The entries below should be written out again exactly as they stand.

### DATA TO PROCESS

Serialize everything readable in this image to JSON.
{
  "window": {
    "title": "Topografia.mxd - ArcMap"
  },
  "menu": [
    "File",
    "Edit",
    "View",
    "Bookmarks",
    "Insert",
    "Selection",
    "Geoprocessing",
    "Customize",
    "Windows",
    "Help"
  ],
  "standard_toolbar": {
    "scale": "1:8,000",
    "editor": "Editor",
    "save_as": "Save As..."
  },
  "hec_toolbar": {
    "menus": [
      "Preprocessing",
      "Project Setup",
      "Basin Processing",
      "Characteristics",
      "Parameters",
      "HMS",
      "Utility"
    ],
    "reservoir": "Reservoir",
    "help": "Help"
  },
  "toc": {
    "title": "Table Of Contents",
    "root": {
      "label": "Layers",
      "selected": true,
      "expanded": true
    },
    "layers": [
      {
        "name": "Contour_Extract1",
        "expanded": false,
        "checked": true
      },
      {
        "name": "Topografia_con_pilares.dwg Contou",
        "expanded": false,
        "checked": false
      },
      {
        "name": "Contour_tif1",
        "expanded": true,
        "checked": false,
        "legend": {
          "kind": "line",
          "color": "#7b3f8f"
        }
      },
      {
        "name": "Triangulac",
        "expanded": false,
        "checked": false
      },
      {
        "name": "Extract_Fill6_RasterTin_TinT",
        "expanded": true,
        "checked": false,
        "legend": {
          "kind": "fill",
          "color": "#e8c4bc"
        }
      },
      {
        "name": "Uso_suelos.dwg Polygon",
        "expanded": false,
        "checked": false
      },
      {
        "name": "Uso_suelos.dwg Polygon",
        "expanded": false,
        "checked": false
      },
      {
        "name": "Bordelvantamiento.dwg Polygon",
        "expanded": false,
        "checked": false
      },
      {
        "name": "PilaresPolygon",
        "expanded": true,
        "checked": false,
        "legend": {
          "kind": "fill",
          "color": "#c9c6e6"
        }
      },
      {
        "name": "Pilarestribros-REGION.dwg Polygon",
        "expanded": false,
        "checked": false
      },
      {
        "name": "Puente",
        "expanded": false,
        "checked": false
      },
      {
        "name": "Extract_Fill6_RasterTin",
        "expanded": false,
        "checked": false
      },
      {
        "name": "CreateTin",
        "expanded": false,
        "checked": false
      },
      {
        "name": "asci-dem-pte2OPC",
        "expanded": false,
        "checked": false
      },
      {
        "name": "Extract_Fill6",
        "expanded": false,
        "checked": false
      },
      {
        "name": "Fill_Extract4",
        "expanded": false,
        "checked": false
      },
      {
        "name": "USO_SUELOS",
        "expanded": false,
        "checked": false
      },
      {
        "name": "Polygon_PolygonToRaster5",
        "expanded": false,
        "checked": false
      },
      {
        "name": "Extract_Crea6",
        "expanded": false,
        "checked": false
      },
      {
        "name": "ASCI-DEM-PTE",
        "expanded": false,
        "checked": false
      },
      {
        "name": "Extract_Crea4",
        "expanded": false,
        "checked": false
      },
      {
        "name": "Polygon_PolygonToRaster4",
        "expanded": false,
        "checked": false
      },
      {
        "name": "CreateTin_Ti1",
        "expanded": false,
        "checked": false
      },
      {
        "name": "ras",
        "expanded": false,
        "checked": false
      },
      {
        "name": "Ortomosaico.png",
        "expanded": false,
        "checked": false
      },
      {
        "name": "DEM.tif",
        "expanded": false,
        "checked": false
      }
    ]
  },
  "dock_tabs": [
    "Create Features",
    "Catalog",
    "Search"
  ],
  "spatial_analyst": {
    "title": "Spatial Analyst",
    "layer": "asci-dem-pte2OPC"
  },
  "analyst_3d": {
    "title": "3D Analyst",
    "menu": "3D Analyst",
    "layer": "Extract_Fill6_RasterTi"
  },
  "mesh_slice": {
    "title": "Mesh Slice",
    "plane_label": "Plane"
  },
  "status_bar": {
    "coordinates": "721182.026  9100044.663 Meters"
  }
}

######

SOLUTION -
Serialize everything readable in this image to JSON.
{
  "window": {
    "title": "Topografia.mxd - ArcMap"
  },
  "menu": [
    "File",
    "Edit",
    "View",
    "Bookmarks",
    "Insert",
    "Selection",
    "Geoprocessing",
    "Customize",
    "Windows",
    "Help"
  ],
  "standard_toolbar": {
    "scale": "1:8,000",
    "editor": "Editor",
    "save_as": "Save As..."
  },
  "hec_toolbar": {
    "menus": [
      "Preprocessing",
      "Project Setup",
      "Basin Processing",
      "Characteristics",
      "Parameters",
      "HMS",
      "Utility"
    ],
    "reservoir": "Reservoir",
    "help": "Help"
  },
  "toc": {
    "title": "Table Of Contents",
    "root": {
      "label": "Layers",
      "selected": true,
      "expanded": true
    },
    "layers": [
      {
        "name": "Contour_Extract1",
        "expanded": false,
        "checked": true
      },
      {
        "name": "Topografia_con_pilares.dwg Contou",
        "expanded": false,
        "checked": false
      },
      {
        "name": "Contour_tif1",
        "expanded": true,
        "checked": false,
        "legend": {
          "kind": "line",
          "color": "#7b3f8f"
        }
      },
      {
        "name": "Triangulac",
        "expanded": false,
        "checked": false
      },
      {
        "name": "Extract_Fill6_RasterTin_TinT",
        "expanded": true,
        "checked": false,
        "legend": {
          "kind": "fill",
          "color": "#e8c4bc"
        }
      },
      {
        "name": "Uso_suelos.dwg Polygon",
        "expanded": false,
        "checked": false
      },
      {
        "name": "Uso_suelos.dwg Polygon",
        "expanded": false,
        "checked": false
      },
      {
        "name": "Bordelvantamiento.dwg Polygon",
        "expanded": false,
        "checked": false
      },
      {
        "name": "PilaresPolygon",
        "expanded": true,
        "checked": false,
        "legend": {
          "kind": "fill",
          "color": "#c9c6e6"
        }
      },
      {
        "name": "Pilarestribros-REGION.dwg Polygon",
        "expanded": false,
        "checked": false
      },
      {
        "name": "Puente",
        "expanded": false,
        "checked": false
      },
      {
        "name": "Extract_Fill6_RasterTin",
        "expanded": false,
        "checked": false
      },
      {
        "name": "CreateTin",
        "expanded": false,
        "checked": false
      },
      {
        "name": "asci-dem-pte2OPC",
        "expanded": false,
        "checked": false
      },
      {
        "name": "Extract_Fill6",
        "expanded": false,
        "checked": false
      },
      {
        "name": "Fill_Extract4",
        "expanded": false,
        "checked": false
      },
      {
        "name": "USO_SUELOS",
        "expanded": false,
        "checked": false
      },
      {
        "name": "Polygon_PolygonToRaster5",
        "expanded": false,
        "checked": false
      },
      {
        "name": "Extract_Crea6",
        "expanded": false,
        "checked": false
      },
      {
        "name": "ASCI-DEM-PTE",
        "expanded": false,
        "checked": false
      },
      {
        "name": "Extract_Crea4",
        "expanded": false,
        "checked": false
      },
      {
        "name": "Polygon_PolygonToRaster4",
        "expanded": false,
        "checked": false
      },
      {
        "name": "CreateTin_Ti1",
        "expanded": false,
        "checked": false
      },
      {
        "name": "ras",
        "expanded": false,
        "checked": false
      },
      {
        "name": "Ortomosaico.png",
        "expanded": false,
        "checked": false
      },
      {
        "name": "DEM.tif",
        "expanded": false,
        "checked": false
      }
    ]
  },
  "dock_tabs": [
    "Create Features",
    "Catalog",
    "Search"
  ],
  "spatial_analyst": {
    "title": "Spatial Analyst",
    "layer": "asci-dem-pte2OPC"
  },
  "analyst_3d": {
    "title": "3D Analyst",
    "menu": "3D Analyst",
    "layer": "Extract_Fill6_RasterTi"
  },
  "mesh_slice": {
    "title": "Mesh Slice",
    "plane_label": "Plane"
  },
  "status_bar": {
    "coordinates": "721182.026  9100044.663 Meters"
  }
}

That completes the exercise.